More importantly, like many American Funds offerings, Growth Fund of America charges a sales load of up to 5.75% when you purchase shares. You can reduce the amount of the load by investing more money, with discounts available at the $25,000 level and above. Other classes of shares have different characteristics, and the retirement class options that are available to 401(k) plans and other institutional retirement funds don't charge a sales load and have expenses of as little as 0.33%.

What Growth Fund of America owns

Growth Fund of America invests almost exclusively in stocks, and more than 80% of its exposure is in U.S. companies. About 10% of the portfolio is currently invested in international stocks, with an 8% cash holding as of March 2016.

Among its holdings, Growth Fund of America concentrates on the information technology sector, holding nearly a quarter of its assets in tech stocks. Consumer discretionary and healthcare stocks round out the top three sectors, and combined, those three areas make up almost 60% of the fund's total holdings. The biggest individual stock holding by far is Amazon.com, which composes almost 7% of the fund's assets.

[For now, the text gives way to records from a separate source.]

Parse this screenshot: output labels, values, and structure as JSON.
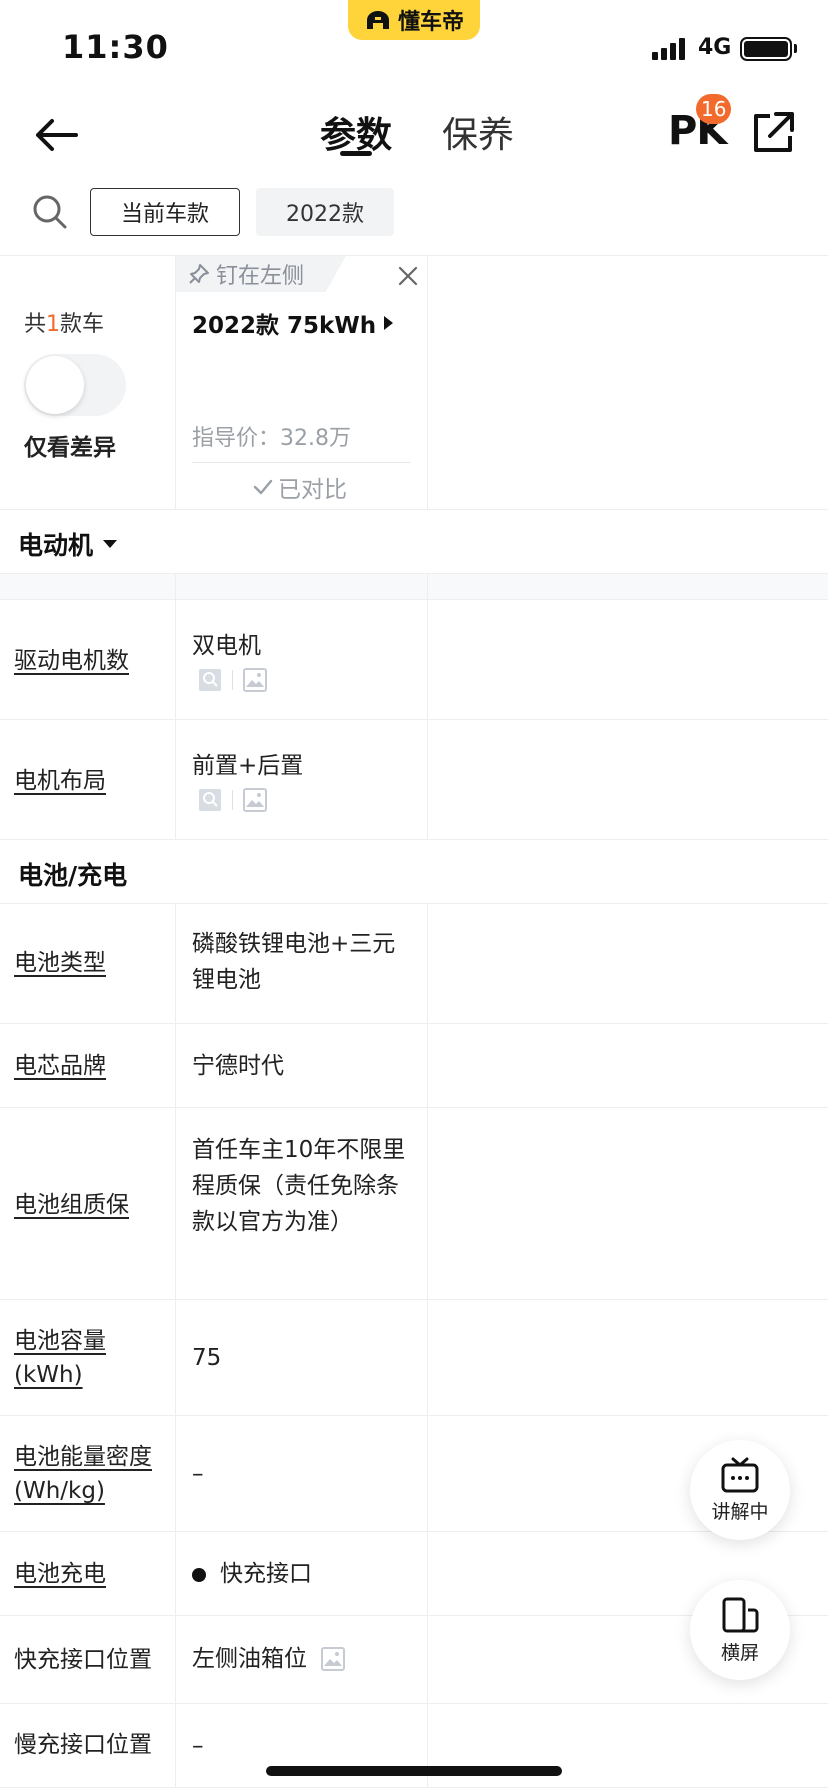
{
  "status_bar": {
    "time": "11:30",
    "network": "4G",
    "app_name": "懂车帝"
  },
  "nav": {
    "tab_params": "参数",
    "tab_maintenance": "保养",
    "pk_label": "PK",
    "pk_badge": "16"
  },
  "filters": {
    "current_model": "当前车款",
    "year": "2022款"
  },
  "compare": {
    "count_prefix": "共",
    "count": "1",
    "count_suffix": "款车",
    "diff_toggle_label": "仅看差异",
    "pin_label": "钉在左侧",
    "model_name": "2022款 75kWh",
    "price": "指导价：32.8万",
    "compared_label": "已对比"
  },
  "sections": {
    "motor": {
      "title": "电动机"
    },
    "battery": {
      "title": "电池/充电"
    }
  },
  "rows": {
    "drive_motors": {
      "label": "驱动电机数",
      "value": "双电机"
    },
    "motor_layout": {
      "label": "电机布局",
      "value": "前置+后置"
    },
    "battery_type": {
      "label": "电池类型",
      "value": "磷酸铁锂电池+三元锂电池"
    },
    "cell_brand": {
      "label": "电芯品牌",
      "value": "宁德时代"
    },
    "battery_warranty": {
      "label": "电池组质保",
      "value": "首任车主10年不限里程质保（责任免除条款以官方为准）"
    },
    "battery_capacity": {
      "label": "电池容量(kWh)",
      "value": "75"
    },
    "energy_density": {
      "label": "电池能量密度(Wh/kg)",
      "value": "–"
    },
    "charging": {
      "label": "电池充电",
      "value": "快充接口"
    },
    "fast_port_pos": {
      "label": "快充接口位置",
      "value": "左侧油箱位"
    },
    "slow_port_pos": {
      "label": "慢充接口位置",
      "value": "–"
    }
  },
  "floating": {
    "explain": "讲解中",
    "landscape": "横屏"
  },
  "colors": {
    "brand_yellow": "#ffd43b",
    "accent_orange": "#f26b2d",
    "muted_gray": "#9aa0a6"
  }
}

Who manages Growth Fund of America?

Growth Fund of America has a large team of managers, many of whom have extensive histories with the fund. Donald O'Neal has been with Growth Fund of America for 22 years, and Michael Kerr and Blair Frank have 17 and 14 years of experience at the fund respectively. The fund's advisor is Capital Research and Management Company, of which all three of its longest-tenured managers are part. A full team of a dozen individual managers helps round out the fund's offerings.

Is Growth Fund of America a smart buy right now?

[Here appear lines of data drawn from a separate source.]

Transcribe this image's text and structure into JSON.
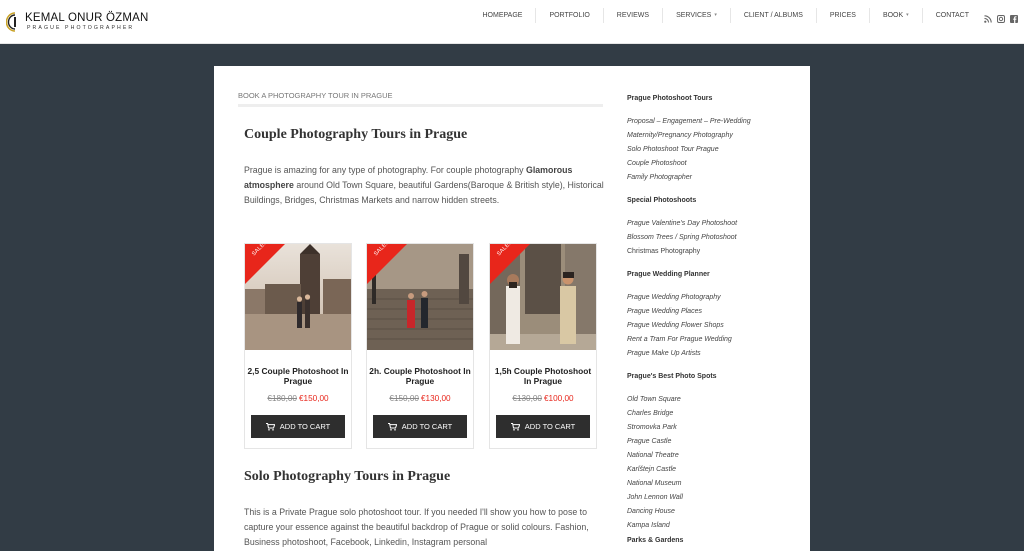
{
  "brand": {
    "name": "KEMAL ONUR ÖZMAN",
    "tagline": "PRAGUE PHOTOGRAPHER"
  },
  "nav": {
    "items": [
      {
        "label": "HOMEPAGE"
      },
      {
        "label": "PORTFOLIO"
      },
      {
        "label": "REVIEWS"
      },
      {
        "label": "SERVICES"
      },
      {
        "label": "CLIENT / ALBUMS"
      },
      {
        "label": "PRICES"
      },
      {
        "label": "BOOK"
      },
      {
        "label": "CONTACT"
      }
    ],
    "social_icons": [
      "rss-icon",
      "instagram-icon",
      "facebook-icon"
    ]
  },
  "main": {
    "breadcrumb": "BOOK A PHOTOGRAPHY TOUR IN PRAGUE",
    "section1_title": "Couple Photography Tours in Prague",
    "section1_text_a": "Prague is amazing for any type of photography. For couple photography ",
    "section1_text_bold": "Glamorous atmosphere",
    "section1_text_b": " around Old Town Square, beautiful Gardens(Baroque & British style), Historical Buildings, Bridges, Christmas Markets and narrow hidden streets.",
    "products": [
      {
        "badge": "SALE!",
        "title": "2,5 Couple Photoshoot In Prague",
        "old_price": "€180,00",
        "new_price": "€150,00",
        "button": "ADD TO CART"
      },
      {
        "badge": "SALE!",
        "title": "2h. Couple Photoshoot In Prague",
        "old_price": "€150,00",
        "new_price": "€130,00",
        "button": "ADD TO CART"
      },
      {
        "badge": "SALE!",
        "title": "1,5h Couple Photoshoot In Prague",
        "old_price": "€130,00",
        "new_price": "€100,00",
        "button": "ADD TO CART"
      }
    ],
    "section2_title": "Solo Photography Tours in Prague",
    "section2_text": "This is a Private Prague solo photoshoot tour. If you needed I'll show you how to pose to capture your essence against the beautiful backdrop of Prague or solid colours. Fashion, Business photoshoot, Facebook, Linkedin, Instagram personal"
  },
  "sidebar": {
    "h1": "Prague Photoshoot Tours",
    "tours": [
      "Proposal – Engagement – Pre-Wedding",
      "Maternity/Pregnancy Photography",
      "Solo Photoshoot Tour Prague",
      "Couple Photoshoot",
      "Family Photographer"
    ],
    "h2": "Special Photoshoots",
    "special": [
      "Prague Valentine's Day Photoshoot",
      "Blossom Trees / Spring Photoshoot",
      "Christmas Photography"
    ],
    "h3": "Prague Wedding Planner",
    "wedding": [
      "Prague Wedding Photography",
      "Prague Wedding Places",
      "Prague Wedding Flower Shops",
      "Rent a Tram For Prague Wedding",
      "Prague Make Up Artists"
    ],
    "h4": "Prague's Best Photo Spots",
    "spots": [
      "Old Town Square",
      "Charles Bridge",
      "Stromovka Park",
      "Prague Castle",
      "National Theatre",
      "Karlštejn Castle",
      "National Museum",
      "John Lennon Wall",
      "Dancing House",
      "Kampa Island"
    ],
    "h5": "Parks & Gardens"
  }
}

The biggest obstacle for investors in Growth Fund of America is justifying the sales load. Losing up to $575 up front for every $10,000 you invest to sales charges that go to the broker selling you the fund is a big hit. The fund has done a good job of outperforming its peers by a wide enough margin to compensate for the load, and its annual expenses are low for an actively managed stock mutual fund.

If you can get access to Growth Fund of America on a no-load basis through your 401(k) plan, then the stock fund is a good choice for retirement investors. If you have to buy regular shares and pay a load, however, even the strong performance that Growth Fund of America has delivered over the years isn't enough to make the fund a clear-cut choice for long-term retirement investors.

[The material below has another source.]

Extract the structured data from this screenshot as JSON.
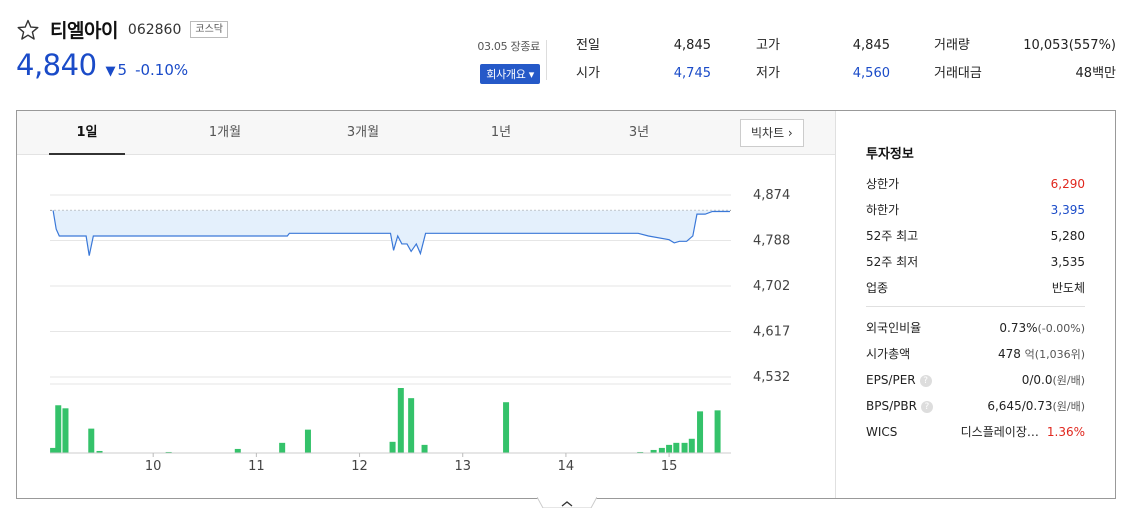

Invest Smarter with The Motley Fool

Join Over 1 Million Premium Members Receiving…

  • New Stock Picks Each Month
  • Detailed Analysis of Companies
  • Model Portfolios
  • Live Streaming During Market Hours
  • And Much More
Get Started Now

Stocks Mentioned

The Growth Fund of America Stock Quote
The Growth Fund of America
AGTHX

*Average returns of all recommendations since inception. Cost basis and return based on previous market day close.

Related Articles

Motley Fool Returns

Motley Fool Stock Advisor

Market-beating stocks from our award-winning service.

Stock Advisor Returns
349%
 
S&P 500 Returns
122%

Calculated by average return of all stock recommendations since inception of the Stock Advisor service in February of 2002. Returns as of 05/18/2022.

Discounted offers are only available to new members. Stock Advisor list price is $199 per year.

Premium Investing Services

Invest better with The Motley Fool. Get stock recommendations, portfolio guidance, and more from The Motley Fool's premium services.